Now that you know how cool fifth freedom flights really are, this is how you find one.
This post originally appeared on Map Happy.
Unsurprisingly, like most things, the best way to find a fifth freedom flight is through Google. It's not really one of those things you can search for all on its own, but it is something you can check for before you book the ticket.
If you have never heard of a fifth freedom flight before, this is essentially what they are in a nutshell:
Fifth freedom flights are normal flights that operate between two different countries, with the difference being that the airline is totally based in a different country than the origin or destination. An example of this would be a British Airways flight from New York to Toronto, or even a New Zealand flight from Los Angeles to London. Think of it as an airline from Country A that flies from Country B to Country C. The main advantage of these flights? They're either usually on better airlines or on better aircrafts than a normal flight.

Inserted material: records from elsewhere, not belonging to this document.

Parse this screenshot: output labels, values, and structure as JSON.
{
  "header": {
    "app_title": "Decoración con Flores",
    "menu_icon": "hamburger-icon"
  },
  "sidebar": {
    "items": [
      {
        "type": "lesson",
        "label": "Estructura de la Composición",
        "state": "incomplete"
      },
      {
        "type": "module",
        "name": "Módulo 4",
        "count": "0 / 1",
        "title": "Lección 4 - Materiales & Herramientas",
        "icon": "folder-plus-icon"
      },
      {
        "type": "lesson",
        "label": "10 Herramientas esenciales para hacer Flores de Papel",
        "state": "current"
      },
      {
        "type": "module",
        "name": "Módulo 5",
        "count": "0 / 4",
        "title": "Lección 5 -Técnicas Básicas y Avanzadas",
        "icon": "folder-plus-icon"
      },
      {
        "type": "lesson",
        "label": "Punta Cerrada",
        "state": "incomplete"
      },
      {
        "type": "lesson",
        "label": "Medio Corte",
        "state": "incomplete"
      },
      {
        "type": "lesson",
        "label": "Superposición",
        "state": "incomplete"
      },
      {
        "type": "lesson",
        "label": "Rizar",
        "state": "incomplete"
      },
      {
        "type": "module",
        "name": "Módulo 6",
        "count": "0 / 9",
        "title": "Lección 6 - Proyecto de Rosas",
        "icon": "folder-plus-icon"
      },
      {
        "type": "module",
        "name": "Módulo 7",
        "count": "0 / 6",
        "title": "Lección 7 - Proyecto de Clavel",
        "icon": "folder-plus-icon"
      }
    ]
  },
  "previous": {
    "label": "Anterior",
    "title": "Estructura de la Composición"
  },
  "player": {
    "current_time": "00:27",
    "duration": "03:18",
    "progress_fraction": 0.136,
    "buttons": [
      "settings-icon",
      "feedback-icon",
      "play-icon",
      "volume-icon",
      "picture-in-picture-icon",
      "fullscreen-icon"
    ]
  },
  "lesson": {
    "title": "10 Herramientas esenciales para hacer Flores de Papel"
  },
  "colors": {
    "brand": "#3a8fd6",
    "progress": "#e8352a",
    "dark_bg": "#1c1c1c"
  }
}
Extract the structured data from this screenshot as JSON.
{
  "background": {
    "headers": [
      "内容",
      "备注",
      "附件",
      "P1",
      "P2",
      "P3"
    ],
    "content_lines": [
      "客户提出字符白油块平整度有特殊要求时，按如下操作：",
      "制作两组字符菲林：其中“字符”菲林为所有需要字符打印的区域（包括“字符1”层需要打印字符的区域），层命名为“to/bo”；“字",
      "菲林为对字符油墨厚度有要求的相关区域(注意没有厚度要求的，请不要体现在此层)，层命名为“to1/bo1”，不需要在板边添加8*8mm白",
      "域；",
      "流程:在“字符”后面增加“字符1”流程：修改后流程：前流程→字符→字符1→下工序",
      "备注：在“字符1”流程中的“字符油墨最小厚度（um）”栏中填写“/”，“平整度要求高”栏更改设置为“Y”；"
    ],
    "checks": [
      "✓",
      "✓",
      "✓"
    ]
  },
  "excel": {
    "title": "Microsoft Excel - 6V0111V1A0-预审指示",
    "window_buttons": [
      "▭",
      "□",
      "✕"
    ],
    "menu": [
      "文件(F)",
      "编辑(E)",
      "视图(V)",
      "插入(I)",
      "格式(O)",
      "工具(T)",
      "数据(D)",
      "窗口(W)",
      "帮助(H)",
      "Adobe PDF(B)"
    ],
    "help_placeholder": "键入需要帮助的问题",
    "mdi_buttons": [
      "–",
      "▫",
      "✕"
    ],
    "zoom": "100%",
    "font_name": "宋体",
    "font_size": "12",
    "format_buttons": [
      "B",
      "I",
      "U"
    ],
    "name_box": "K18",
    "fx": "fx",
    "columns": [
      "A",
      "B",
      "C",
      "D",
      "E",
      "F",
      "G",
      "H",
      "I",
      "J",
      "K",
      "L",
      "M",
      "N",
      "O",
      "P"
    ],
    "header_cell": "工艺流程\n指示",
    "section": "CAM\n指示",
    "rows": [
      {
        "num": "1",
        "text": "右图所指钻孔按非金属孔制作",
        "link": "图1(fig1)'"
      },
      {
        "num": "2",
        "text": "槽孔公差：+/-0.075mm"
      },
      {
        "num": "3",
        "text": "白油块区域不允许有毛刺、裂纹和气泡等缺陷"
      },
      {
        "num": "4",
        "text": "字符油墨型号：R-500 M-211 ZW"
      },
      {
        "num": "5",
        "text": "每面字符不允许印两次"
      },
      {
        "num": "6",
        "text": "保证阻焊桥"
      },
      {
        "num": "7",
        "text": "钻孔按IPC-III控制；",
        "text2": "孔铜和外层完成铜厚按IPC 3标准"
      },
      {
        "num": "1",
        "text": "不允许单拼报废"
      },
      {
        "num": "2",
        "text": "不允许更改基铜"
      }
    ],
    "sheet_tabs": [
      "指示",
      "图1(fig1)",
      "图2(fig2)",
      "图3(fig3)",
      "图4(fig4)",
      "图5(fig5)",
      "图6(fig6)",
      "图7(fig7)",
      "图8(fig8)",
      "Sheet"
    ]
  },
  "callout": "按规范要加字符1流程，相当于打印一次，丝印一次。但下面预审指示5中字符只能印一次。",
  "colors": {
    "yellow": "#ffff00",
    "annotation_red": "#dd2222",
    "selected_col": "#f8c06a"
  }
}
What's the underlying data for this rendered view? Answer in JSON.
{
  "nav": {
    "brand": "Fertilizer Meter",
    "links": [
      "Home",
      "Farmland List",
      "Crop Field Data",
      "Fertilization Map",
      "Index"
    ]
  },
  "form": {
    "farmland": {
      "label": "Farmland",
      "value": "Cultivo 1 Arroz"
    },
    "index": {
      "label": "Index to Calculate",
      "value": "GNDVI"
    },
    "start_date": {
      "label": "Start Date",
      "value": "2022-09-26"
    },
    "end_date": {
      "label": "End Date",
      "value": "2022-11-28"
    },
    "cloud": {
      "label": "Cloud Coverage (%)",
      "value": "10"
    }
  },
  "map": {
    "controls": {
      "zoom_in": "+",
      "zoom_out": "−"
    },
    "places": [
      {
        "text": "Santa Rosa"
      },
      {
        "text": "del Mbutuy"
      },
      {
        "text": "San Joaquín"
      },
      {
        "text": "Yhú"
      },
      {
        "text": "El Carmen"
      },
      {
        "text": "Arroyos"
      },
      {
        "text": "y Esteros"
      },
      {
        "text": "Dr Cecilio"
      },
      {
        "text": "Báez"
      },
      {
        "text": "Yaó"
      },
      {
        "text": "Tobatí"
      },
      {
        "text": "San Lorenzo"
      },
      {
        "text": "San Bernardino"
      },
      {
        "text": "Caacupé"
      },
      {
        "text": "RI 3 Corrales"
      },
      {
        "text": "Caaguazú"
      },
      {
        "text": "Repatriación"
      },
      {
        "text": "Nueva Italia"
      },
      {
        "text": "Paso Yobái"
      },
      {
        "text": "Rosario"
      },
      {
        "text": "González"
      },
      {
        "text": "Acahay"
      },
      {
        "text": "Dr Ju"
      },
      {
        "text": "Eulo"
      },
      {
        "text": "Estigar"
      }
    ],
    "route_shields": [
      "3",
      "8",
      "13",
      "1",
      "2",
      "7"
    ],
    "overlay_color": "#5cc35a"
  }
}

The Travel Codex has a brief primer on finding fifth freedom flights, but I'll go a little bit more in-depth in this post. In order to check if there's one along the route you're flying, all you have to do is search "flights from AAA to BBB" directly from the Google homepage. (Insert AAA and BBB with the airport codes of the relevant cities.)
Once that string is entered, Google will return a series of search results bringing up every flight between those two points and its weekly schedule. The nice thing about this flight list is that it will strip out any codeshares, so you can quickly see what the operating airline is. The only major downside is that Google doesn't account for seasonal schedules, so there might be a few flights missing.
There is a small caveat to this method, though: If you're flying a route that includes a U.S. city (such as LAX to Heathrow) it's better to lead with the foreign city in the search results (Heathrow to LAX) like in the above example. That's because once you lead with an American city, Google returns a search result with significantly less information regarding the weekly schedule and includes all possible codeshares, making it hard to distinguish which airline metal you're actually on.
While the dates and times won't be as accurate, you'll be able to confirm, for instance, if Air New Zealand has a LAX to Heathrow flight available. Almost all airlines fly the opposite route.
If that's too much, The Travel Codex has a pretty extensive list of freedom flights on its page. Weekend Blitz also has a list consisting of the longest freedom flights in the world for those who are sort of explicitly into this kind of thing. Personally, my wallet doesn't care too much: It just votes for the best (or cheapest) airline. And, sometimes, that ends up being a fifth freedom flight.